**Task to complete**
Give only the number of lines in the records that contain the word "with".

**The records**
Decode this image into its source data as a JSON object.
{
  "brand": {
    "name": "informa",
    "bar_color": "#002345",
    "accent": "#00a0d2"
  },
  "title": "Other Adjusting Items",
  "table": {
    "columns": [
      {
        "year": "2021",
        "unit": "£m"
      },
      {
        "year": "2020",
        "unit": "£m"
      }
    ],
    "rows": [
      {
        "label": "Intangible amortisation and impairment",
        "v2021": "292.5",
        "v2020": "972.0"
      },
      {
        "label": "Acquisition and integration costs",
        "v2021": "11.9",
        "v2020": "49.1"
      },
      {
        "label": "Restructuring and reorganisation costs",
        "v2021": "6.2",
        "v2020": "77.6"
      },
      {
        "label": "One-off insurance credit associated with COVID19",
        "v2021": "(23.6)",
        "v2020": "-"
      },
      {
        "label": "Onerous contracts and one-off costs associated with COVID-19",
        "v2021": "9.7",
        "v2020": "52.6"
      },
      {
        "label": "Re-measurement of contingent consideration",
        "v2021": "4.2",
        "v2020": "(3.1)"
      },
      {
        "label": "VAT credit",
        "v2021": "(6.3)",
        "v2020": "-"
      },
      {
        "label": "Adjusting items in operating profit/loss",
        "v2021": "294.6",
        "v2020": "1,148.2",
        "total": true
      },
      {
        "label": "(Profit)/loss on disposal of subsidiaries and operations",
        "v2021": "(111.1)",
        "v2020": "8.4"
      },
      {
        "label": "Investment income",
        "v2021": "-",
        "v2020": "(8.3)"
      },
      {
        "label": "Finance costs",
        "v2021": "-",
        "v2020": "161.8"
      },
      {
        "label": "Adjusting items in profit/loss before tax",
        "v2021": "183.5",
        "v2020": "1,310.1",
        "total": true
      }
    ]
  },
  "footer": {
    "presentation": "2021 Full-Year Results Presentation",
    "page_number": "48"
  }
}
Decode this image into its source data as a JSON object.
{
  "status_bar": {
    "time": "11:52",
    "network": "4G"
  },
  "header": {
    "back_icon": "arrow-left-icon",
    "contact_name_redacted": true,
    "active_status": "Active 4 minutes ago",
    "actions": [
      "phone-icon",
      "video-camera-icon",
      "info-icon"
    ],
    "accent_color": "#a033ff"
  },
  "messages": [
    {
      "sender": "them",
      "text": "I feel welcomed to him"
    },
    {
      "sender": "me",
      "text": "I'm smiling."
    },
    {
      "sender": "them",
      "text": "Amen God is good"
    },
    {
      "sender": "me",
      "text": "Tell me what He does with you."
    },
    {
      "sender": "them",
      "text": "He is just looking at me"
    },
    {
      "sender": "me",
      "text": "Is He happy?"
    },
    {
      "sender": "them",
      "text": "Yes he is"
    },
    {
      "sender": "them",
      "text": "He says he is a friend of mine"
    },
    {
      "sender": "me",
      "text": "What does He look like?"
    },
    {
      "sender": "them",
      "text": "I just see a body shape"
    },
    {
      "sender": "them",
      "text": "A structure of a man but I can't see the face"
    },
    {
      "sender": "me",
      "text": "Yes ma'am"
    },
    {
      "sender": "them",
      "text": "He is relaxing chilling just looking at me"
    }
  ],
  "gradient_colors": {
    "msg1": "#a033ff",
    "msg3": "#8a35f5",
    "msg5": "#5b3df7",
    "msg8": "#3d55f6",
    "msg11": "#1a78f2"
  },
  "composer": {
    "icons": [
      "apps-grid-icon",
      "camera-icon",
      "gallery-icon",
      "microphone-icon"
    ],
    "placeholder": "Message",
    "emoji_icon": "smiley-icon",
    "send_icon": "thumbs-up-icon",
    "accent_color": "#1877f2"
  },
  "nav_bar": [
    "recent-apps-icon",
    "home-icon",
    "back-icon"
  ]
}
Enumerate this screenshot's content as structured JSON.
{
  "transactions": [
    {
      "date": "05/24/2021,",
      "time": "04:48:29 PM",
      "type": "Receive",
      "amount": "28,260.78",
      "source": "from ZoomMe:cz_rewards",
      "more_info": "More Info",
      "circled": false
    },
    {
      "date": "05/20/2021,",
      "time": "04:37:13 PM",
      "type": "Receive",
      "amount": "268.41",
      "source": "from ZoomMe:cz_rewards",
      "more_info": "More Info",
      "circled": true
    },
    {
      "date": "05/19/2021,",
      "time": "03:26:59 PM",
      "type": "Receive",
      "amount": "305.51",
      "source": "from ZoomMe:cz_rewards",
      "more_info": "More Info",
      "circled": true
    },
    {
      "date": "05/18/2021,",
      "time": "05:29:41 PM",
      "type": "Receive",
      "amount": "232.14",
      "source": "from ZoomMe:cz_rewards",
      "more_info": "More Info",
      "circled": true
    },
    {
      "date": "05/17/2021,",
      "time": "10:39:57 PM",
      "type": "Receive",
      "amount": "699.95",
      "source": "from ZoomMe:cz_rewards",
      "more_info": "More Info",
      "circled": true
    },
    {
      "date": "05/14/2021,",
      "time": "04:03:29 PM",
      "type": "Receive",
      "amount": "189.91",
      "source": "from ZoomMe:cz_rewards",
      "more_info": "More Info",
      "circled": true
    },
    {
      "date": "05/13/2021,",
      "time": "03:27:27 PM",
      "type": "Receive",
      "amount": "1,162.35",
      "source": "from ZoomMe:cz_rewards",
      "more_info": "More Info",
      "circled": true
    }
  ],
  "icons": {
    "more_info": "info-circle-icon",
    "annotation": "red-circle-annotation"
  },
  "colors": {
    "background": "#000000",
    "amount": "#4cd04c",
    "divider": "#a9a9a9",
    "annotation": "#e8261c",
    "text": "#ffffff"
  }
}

**Exercise result**
3